1. The Wharton School of The University of Pennsylvania
Among the “Big Five” (Harvard, Stanford, Wharton, Chicago, and Northwestern) business schools, Wharton is the first to offer an online hybrid MBA program. The 22-month program is expected to enroll 60-70 students at first, bringing the total number of EMBA students at Wharton to 300.
According to Poes&Quants, U.S. News & World Report, and the Financial Times, the school is the best full-time MBA program this year. Nevertheless, the establishment of an online program reveals significant information about the Wharton School. The Wharton School continuously invests to enhance the student experience, whereas many business schools increase their endowments. That incorporates its business center point, Tangen Corridor. which connects Penn’s startup and innovation communities and gives young businesses a place to design, test, and grow.
Wharton’s business curriculum is unique in that it emphasizes “learning by doing” and provides students with a hands-on education to prepare them for today’s most pressing business issues. They provide students with the business knowledge and specialized skills they need to expand their career options and join one of the largest and most prestigious alumni networks in the world through their innovative and adaptable program.
2. Northeastern University’s D’Amore-McKim School of Business-
This has pioneered employer partnerships that enable students to gain practical experience that stands out.
3. Georgetown University’s McDonough School-
This laid out an ambitious five-year plan predicated on sustainability, global business, and mentorship

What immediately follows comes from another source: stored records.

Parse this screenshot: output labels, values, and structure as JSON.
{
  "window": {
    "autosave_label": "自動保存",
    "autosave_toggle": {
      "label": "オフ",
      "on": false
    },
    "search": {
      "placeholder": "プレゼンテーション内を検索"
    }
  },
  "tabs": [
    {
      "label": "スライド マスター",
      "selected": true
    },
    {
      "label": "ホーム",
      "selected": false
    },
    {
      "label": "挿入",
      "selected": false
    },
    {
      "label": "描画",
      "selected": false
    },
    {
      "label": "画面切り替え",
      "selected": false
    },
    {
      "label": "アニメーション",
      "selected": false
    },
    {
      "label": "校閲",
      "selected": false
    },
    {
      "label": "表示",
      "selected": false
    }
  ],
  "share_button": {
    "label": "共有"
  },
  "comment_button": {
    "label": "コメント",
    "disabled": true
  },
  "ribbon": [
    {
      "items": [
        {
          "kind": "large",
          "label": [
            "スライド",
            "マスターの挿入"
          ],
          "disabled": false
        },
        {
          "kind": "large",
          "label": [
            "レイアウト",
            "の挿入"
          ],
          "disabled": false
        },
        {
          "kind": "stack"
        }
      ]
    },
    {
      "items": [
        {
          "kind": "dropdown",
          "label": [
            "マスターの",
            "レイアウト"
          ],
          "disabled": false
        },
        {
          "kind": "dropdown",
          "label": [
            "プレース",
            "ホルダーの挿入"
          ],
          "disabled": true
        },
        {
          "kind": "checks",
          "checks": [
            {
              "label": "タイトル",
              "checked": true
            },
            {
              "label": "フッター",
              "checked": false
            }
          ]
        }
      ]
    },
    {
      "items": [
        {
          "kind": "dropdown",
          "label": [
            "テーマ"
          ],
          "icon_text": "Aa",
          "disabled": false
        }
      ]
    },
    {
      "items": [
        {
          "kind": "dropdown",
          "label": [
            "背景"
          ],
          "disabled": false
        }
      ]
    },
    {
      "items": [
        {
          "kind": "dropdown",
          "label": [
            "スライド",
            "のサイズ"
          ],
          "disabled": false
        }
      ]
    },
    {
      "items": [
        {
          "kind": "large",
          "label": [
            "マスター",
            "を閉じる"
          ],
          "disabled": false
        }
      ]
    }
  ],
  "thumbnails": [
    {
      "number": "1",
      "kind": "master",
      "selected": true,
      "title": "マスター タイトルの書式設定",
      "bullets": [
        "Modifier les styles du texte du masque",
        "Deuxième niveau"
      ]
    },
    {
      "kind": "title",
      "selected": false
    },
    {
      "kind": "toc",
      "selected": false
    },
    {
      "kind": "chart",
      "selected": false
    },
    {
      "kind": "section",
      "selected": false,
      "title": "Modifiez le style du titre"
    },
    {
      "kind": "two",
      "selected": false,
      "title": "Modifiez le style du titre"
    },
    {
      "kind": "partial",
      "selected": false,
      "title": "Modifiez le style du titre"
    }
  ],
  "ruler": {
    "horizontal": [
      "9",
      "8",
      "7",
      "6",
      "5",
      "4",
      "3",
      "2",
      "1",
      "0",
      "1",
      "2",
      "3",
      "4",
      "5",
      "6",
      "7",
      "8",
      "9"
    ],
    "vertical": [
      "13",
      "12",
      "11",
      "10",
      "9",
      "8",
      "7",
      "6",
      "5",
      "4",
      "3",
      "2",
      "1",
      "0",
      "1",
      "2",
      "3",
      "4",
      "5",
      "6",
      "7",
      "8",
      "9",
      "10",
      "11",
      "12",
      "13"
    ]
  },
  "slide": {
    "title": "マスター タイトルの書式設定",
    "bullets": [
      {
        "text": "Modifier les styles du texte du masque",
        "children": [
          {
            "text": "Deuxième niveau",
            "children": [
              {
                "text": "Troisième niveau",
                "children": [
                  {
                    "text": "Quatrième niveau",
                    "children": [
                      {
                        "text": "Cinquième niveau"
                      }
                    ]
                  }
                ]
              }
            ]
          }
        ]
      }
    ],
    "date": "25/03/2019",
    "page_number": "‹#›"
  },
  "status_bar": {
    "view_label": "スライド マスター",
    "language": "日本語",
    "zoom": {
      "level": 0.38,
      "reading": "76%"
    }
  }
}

To conclude, the admission process to business schools has changed in terms of what you require to portray yourself as an ideal candidate to the schools you apply to, the range of options you now have with regards to the different schools you can apply to apart from the traditional best schools in the world, as well as online tools to help you with choosing MBA programmes. However, though these changes have made the admissions process much more holistic and easy, it has also in some ways complicated it. It is normal and natural for applicants to feel lost and intimidated if they are left to figure it out on their own and do not have the right guidance. Rostrum has some of the best consultants for admissions into business schools, especially top business schools in the world. Availing our resources will guarantee a relatively easier application process for you.